Author: Gordon Platt


China-based computer chip designers for MP3 music players and digital cameras failed to wow investors in their recent Nasdaq debuts. Unlike last summer’s initial public offering of Baidu, known as “China’s Google,” which rose 354% in its first day of trading, the IPOs of Actions Semiconductor and Vimicro International received a chilly reception from investors, despite the companies’ Chinese origins.

American depositary receipts of Vimicro, which sells its chip designs for digital cameras to consumer electronics manufacturers, fell 11% in their opening day on Nasdaq after being priced below the expected range by underwriter Morgan Stanley. Investors apparently were worried about accounting problems and the company’s ability to compete as it moves into the highly competitive global business of making multimedia chips for mobile phones.

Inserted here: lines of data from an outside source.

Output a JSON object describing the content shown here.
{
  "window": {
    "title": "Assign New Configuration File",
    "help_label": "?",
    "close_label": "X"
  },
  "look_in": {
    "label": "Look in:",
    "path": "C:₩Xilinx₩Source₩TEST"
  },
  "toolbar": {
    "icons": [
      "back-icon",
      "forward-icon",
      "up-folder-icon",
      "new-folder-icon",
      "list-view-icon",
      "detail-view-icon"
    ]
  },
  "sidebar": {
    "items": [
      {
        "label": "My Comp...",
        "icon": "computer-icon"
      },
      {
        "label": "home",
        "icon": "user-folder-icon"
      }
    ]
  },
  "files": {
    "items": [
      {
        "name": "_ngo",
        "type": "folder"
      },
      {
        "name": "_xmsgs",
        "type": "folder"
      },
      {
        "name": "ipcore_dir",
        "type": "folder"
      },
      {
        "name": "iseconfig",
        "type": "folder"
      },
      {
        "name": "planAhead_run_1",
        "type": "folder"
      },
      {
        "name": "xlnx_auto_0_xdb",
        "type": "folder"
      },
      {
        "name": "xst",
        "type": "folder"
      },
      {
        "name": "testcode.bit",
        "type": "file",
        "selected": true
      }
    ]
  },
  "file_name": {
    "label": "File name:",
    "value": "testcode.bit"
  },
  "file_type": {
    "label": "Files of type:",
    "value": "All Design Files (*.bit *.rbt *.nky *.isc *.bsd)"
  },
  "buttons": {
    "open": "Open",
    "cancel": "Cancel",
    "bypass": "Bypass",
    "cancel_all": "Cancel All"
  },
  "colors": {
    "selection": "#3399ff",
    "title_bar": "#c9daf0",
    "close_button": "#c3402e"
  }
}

Actions Semiconductor, which develops chips for portable music and video players, reduced the size of its offering of American depositary shares and cut the price at which shares debuted on the exchange. The company had already postponed the IPO. Actions Semiconductor went public at $8 a share and closed at the same price in its debut, with Credit Suisse First Boston as lead underwriter. Actions Semiconductor faces a patent-infringement case by US competitor Sigmatel on its chip designs and could be banned from the US market, depending on the outcome of the litigation.

Gordon Platt